Exercise description
Would you print out every entry exactly as given?

◆ ◆ ◆

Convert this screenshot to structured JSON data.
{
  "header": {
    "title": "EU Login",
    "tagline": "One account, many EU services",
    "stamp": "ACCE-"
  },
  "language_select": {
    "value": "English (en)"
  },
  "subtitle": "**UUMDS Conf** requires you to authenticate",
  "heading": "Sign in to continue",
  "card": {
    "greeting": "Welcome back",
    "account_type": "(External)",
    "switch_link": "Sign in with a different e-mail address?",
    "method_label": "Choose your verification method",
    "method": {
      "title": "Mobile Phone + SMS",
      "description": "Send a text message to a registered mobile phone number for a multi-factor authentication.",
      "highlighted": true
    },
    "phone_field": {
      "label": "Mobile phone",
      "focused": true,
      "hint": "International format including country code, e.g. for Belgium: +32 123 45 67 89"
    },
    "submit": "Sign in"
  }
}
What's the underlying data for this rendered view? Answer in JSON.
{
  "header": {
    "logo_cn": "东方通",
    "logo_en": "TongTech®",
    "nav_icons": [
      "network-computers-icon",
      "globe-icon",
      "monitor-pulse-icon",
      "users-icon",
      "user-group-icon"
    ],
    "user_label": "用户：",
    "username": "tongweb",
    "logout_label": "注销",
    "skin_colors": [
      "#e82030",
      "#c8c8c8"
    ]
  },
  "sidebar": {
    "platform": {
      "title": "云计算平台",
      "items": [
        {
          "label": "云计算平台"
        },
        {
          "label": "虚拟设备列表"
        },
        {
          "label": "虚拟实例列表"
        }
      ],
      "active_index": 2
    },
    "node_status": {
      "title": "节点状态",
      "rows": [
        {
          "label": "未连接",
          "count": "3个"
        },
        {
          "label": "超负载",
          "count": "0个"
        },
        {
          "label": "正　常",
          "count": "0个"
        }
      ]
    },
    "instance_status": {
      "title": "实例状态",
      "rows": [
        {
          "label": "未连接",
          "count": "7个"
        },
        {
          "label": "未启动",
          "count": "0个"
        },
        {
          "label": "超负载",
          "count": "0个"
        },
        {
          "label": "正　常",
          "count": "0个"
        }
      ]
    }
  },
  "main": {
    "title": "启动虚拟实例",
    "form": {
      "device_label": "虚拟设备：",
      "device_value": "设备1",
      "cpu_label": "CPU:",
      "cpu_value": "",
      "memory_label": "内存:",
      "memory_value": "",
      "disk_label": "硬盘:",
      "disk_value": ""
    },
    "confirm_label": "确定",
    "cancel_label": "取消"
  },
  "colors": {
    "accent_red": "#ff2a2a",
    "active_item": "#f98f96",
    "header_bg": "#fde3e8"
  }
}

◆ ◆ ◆

Output of the exercise
Convert this screenshot to structured JSON data.
{
  "header": {
    "title": "EU Login",
    "tagline": "One account, many EU services",
    "stamp": "ACCE-"
  },
  "language_select": {
    "value": "English (en)"
  },
  "subtitle": "**UUMDS Conf** requires you to authenticate",
  "heading": "Sign in to continue",
  "card": {
    "greeting": "Welcome back",
    "account_type": "(External)",
    "switch_link": "Sign in with a different e-mail address?",
    "method_label": "Choose your verification method",
    "method": {
      "title": "Mobile Phone + SMS",
      "description": "Send a text message to a registered mobile phone number for a multi-factor authentication.",
      "highlighted": true
    },
    "phone_field": {
      "label": "Mobile phone",
      "focused": true,
      "hint": "International format including country code, e.g. for Belgium: +32 123 45 67 89"
    },
    "submit": "Sign in"
  }
}
What's the underlying data for this rendered view? Answer in JSON.
{
  "header": {
    "logo_cn": "东方通",
    "logo_en": "TongTech®",
    "nav_icons": [
      "network-computers-icon",
      "globe-icon",
      "monitor-pulse-icon",
      "users-icon",
      "user-group-icon"
    ],
    "user_label": "用户：",
    "username": "tongweb",
    "logout_label": "注销",
    "skin_colors": [
      "#e82030",
      "#c8c8c8"
    ]
  },
  "sidebar": {
    "platform": {
      "title": "云计算平台",
      "items": [
        {
          "label": "云计算平台"
        },
        {
          "label": "虚拟设备列表"
        },
        {
          "label": "虚拟实例列表"
        }
      ],
      "active_index": 2
    },
    "node_status": {
      "title": "节点状态",
      "rows": [
        {
          "label": "未连接",
          "count": "3个"
        },
        {
          "label": "超负载",
          "count": "0个"
        },
        {
          "label": "正　常",
          "count": "0个"
        }
      ]
    },
    "instance_status": {
      "title": "实例状态",
      "rows": [
        {
          "label": "未连接",
          "count": "7个"
        },
        {
          "label": "未启动",
          "count": "0个"
        },
        {
          "label": "超负载",
          "count": "0个"
        },
        {
          "label": "正　常",
          "count": "0个"
        }
      ]
    }
  },
  "main": {
    "title": "启动虚拟实例",
    "form": {
      "device_label": "虚拟设备：",
      "device_value": "设备1",
      "cpu_label": "CPU:",
      "cpu_value": "",
      "memory_label": "内存:",
      "memory_value": "",
      "disk_label": "硬盘:",
      "disk_value": ""
    },
    "confirm_label": "确定",
    "cancel_label": "取消"
  },
  "colors": {
    "accent_red": "#ff2a2a",
    "active_item": "#f98f96",
    "header_bg": "#fde3e8"
  }
}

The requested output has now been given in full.